**Brief:**
Search each line of the data for the word "Ampire"; copy every line where it is found.

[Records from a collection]
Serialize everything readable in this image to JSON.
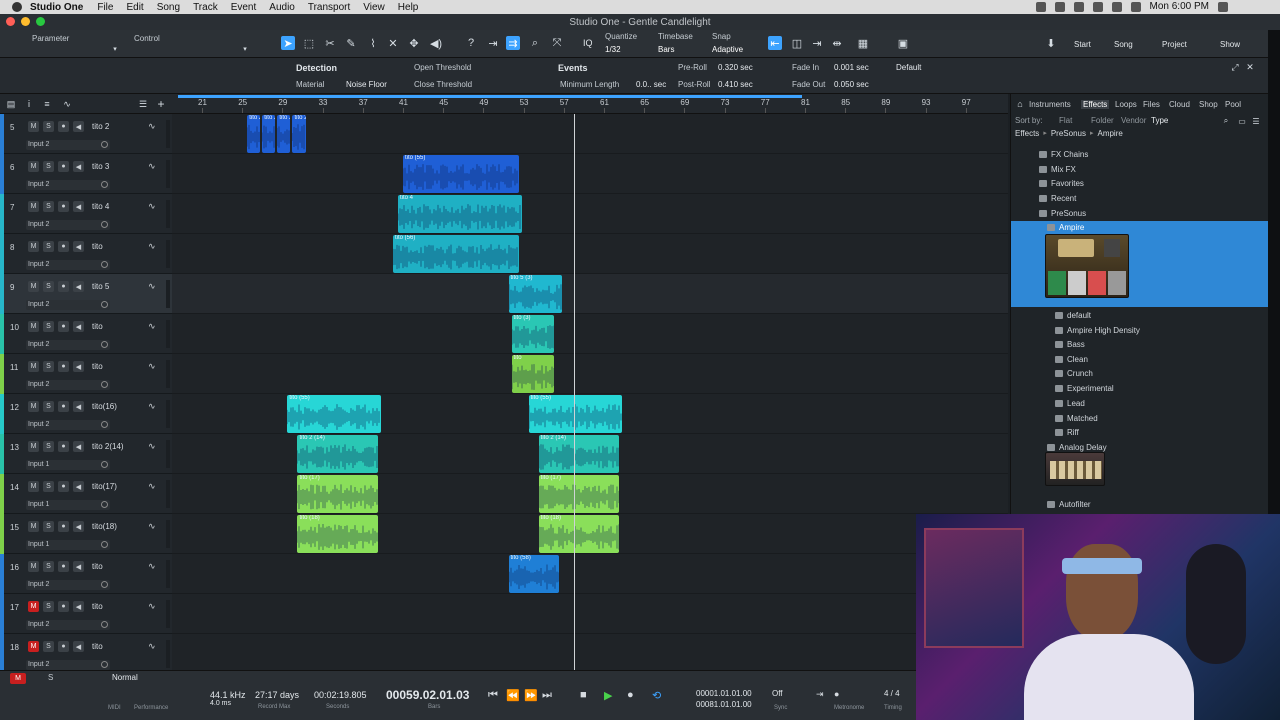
{
  "menubar": {
    "app": "Studio One",
    "items": [
      "File",
      "Edit",
      "Song",
      "Track",
      "Event",
      "Audio",
      "Transport",
      "View",
      "Help"
    ],
    "clock": "Mon 6:00 PM"
  },
  "window": {
    "title": "Studio One - Gentle Candlelight"
  },
  "toolbar": {
    "parameter_label": "Parameter",
    "control_label": "Control",
    "quantize_label": "Quantize",
    "quantize_value": "1/32",
    "timebase_label": "Timebase",
    "timebase_value": "Bars",
    "snap_label": "Snap",
    "snap_value": "Adaptive",
    "start": "Start",
    "song": "Song",
    "project": "Project",
    "show": "Show"
  },
  "inspector": {
    "detection": "Detection",
    "material": "Material",
    "noise_floor": "Noise Floor",
    "open_threshold": "Open Threshold",
    "close_threshold": "Close Threshold",
    "events": "Events",
    "minimum_length": "Minimum Length",
    "minimum_length_value": "0.0.. sec",
    "pre_roll": "Pre-Roll",
    "pre_roll_value": "0.320 sec",
    "post_roll": "Post-Roll",
    "post_roll_value": "0.410 sec",
    "fade_in": "Fade In",
    "fade_in_value": "0.001 sec",
    "fade_out": "Fade Out",
    "fade_out_value": "0.050 sec",
    "preset": "Default"
  },
  "ruler": {
    "bars": [
      "21",
      "25",
      "29",
      "33",
      "37",
      "41",
      "45",
      "49",
      "53",
      "57",
      "61",
      "65",
      "69",
      "73",
      "77",
      "81",
      "85",
      "89",
      "93",
      "97"
    ]
  },
  "tracks": [
    {
      "num": "5",
      "name": "tito 2",
      "input": "Input 2",
      "color": "#2a7fd6",
      "record": false,
      "selected": false
    },
    {
      "num": "6",
      "name": "tito 3",
      "input": "Input 2",
      "color": "#2a7fd6",
      "record": false,
      "selected": false
    },
    {
      "num": "7",
      "name": "tito 4",
      "input": "Input 2",
      "color": "#27b6c9",
      "record": false,
      "selected": false
    },
    {
      "num": "8",
      "name": "tito",
      "input": "Input 2",
      "color": "#27b6c9",
      "record": false,
      "selected": false
    },
    {
      "num": "9",
      "name": "tito 5",
      "input": "Input 2",
      "color": "#27b6c9",
      "record": false,
      "selected": true
    },
    {
      "num": "10",
      "name": "tito",
      "input": "Input 2",
      "color": "#29c2a8",
      "record": false,
      "selected": false
    },
    {
      "num": "11",
      "name": "tito",
      "input": "Input 2",
      "color": "#7fd04a",
      "record": false,
      "selected": false
    },
    {
      "num": "12",
      "name": "tito(16)",
      "input": "Input 2",
      "color": "#27c9c9",
      "record": false,
      "selected": false
    },
    {
      "num": "13",
      "name": "tito 2(14)",
      "input": "Input 1",
      "color": "#29c2a8",
      "record": false,
      "selected": false
    },
    {
      "num": "14",
      "name": "tito(17)",
      "input": "Input 1",
      "color": "#7fd04a",
      "record": false,
      "selected": false
    },
    {
      "num": "15",
      "name": "tito(18)",
      "input": "Input 1",
      "color": "#7fd04a",
      "record": false,
      "selected": false
    },
    {
      "num": "16",
      "name": "tito",
      "input": "Input 2",
      "color": "#2a7fd6",
      "record": false,
      "selected": false
    },
    {
      "num": "17",
      "name": "tito",
      "input": "Input 2",
      "color": "#2a7fd6",
      "record": true,
      "selected": false
    },
    {
      "num": "18",
      "name": "tito",
      "input": "Input 2",
      "color": "#2a7fd6",
      "record": true,
      "selected": false
    }
  ],
  "clips": [
    {
      "name": "tito 2",
      "lane": 0,
      "start": 25.5,
      "end": 26.8,
      "color": "#1f5fd6"
    },
    {
      "name": "tito 2",
      "lane": 0,
      "start": 27.0,
      "end": 28.3,
      "color": "#1f5fd6"
    },
    {
      "name": "tito 2",
      "lane": 0,
      "start": 28.5,
      "end": 29.8,
      "color": "#1f5fd6"
    },
    {
      "name": "tito 2",
      "lane": 0,
      "start": 30.0,
      "end": 31.3,
      "color": "#1f5fd6"
    },
    {
      "name": "tito (55)",
      "lane": 1,
      "start": 41,
      "end": 52.5,
      "color": "#1f5fd6"
    },
    {
      "name": "tito 4",
      "lane": 2,
      "start": 40.5,
      "end": 52.8,
      "color": "#1fb0c4"
    },
    {
      "name": "tito (56)",
      "lane": 3,
      "start": 40,
      "end": 52.5,
      "color": "#1fb0c4"
    },
    {
      "name": "tito 5 (3)",
      "lane": 4,
      "start": 51.5,
      "end": 56.8,
      "color": "#20b8d0"
    },
    {
      "name": "tito (3)",
      "lane": 5,
      "start": 51.8,
      "end": 56,
      "color": "#2ac7b4"
    },
    {
      "name": "tito",
      "lane": 6,
      "start": 51.8,
      "end": 56,
      "color": "#7fd04a"
    },
    {
      "name": "tito (55)",
      "lane": 7,
      "start": 29.5,
      "end": 38.8,
      "color": "#27d6d6"
    },
    {
      "name": "tito (55)",
      "lane": 7,
      "start": 53.5,
      "end": 62.8,
      "color": "#27d6d6"
    },
    {
      "name": "tito 2 (14)",
      "lane": 8,
      "start": 30.5,
      "end": 38.5,
      "color": "#2ac7b4"
    },
    {
      "name": "tito 2 (14)",
      "lane": 8,
      "start": 54.5,
      "end": 62.5,
      "color": "#2ac7b4"
    },
    {
      "name": "tito (17)",
      "lane": 9,
      "start": 30.5,
      "end": 38.5,
      "color": "#8adf5a"
    },
    {
      "name": "tito (17)",
      "lane": 9,
      "start": 54.5,
      "end": 62.5,
      "color": "#8adf5a"
    },
    {
      "name": "tito (18)",
      "lane": 10,
      "start": 30.5,
      "end": 38.5,
      "color": "#8adf5a"
    },
    {
      "name": "tito (18)",
      "lane": 10,
      "start": 54.5,
      "end": 62.5,
      "color": "#8adf5a"
    },
    {
      "name": "tito (58)",
      "lane": 11,
      "start": 51.5,
      "end": 56.5,
      "color": "#1f7fd6"
    }
  ],
  "playhead_bar": 58,
  "browser": {
    "tabs": [
      "Instruments",
      "Effects",
      "Loops",
      "Files",
      "Cloud",
      "Shop",
      "Pool"
    ],
    "sort_by": "Sort by:",
    "sort_options": [
      "Flat",
      "Folder",
      "Vendor",
      "Type"
    ],
    "path": [
      "Effects",
      "PreSonus",
      "Ampire"
    ],
    "items": [
      {
        "label": "FX Chains",
        "indent": 1
      },
      {
        "label": "Mix FX",
        "indent": 1
      },
      {
        "label": "Favorites",
        "indent": 1
      },
      {
        "label": "Recent",
        "indent": 1
      },
      {
        "label": "PreSonus",
        "indent": 1
      },
      {
        "label": "Ampire",
        "indent": 2,
        "selected": true
      },
      {
        "label": "default",
        "indent": 3
      },
      {
        "label": "Ampire High Density",
        "indent": 3
      },
      {
        "label": "Bass",
        "indent": 3
      },
      {
        "label": "Clean",
        "indent": 3
      },
      {
        "label": "Crunch",
        "indent": 3
      },
      {
        "label": "Experimental",
        "indent": 3
      },
      {
        "label": "Lead",
        "indent": 3
      },
      {
        "label": "Matched",
        "indent": 3
      },
      {
        "label": "Riff",
        "indent": 3
      },
      {
        "label": "Analog Delay",
        "indent": 2
      },
      {
        "label": "Autofilter",
        "indent": 2
      }
    ]
  },
  "transport": {
    "mode": "Normal",
    "midi": "MIDI",
    "performance": "Performance",
    "sample_rate": "44.1 kHz",
    "latency": "4.0 ms",
    "record_max": "27:17 days",
    "record_max_label": "Record Max",
    "seconds": "00:02:19.805",
    "seconds_label": "Seconds",
    "bars": "00059.02.01.03",
    "bars_label": "Bars",
    "loop_start": "00001.01.01.00",
    "loop_end": "00081.01.01.00",
    "sync": "Off",
    "sync_label": "Sync",
    "metronome": "Metronome",
    "time_sig": "4 / 4",
    "timing": "Timing"
  }
}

**Output below:**
      "Ampire"
        "label": "Ampire",
        "label": "Ampire High Density",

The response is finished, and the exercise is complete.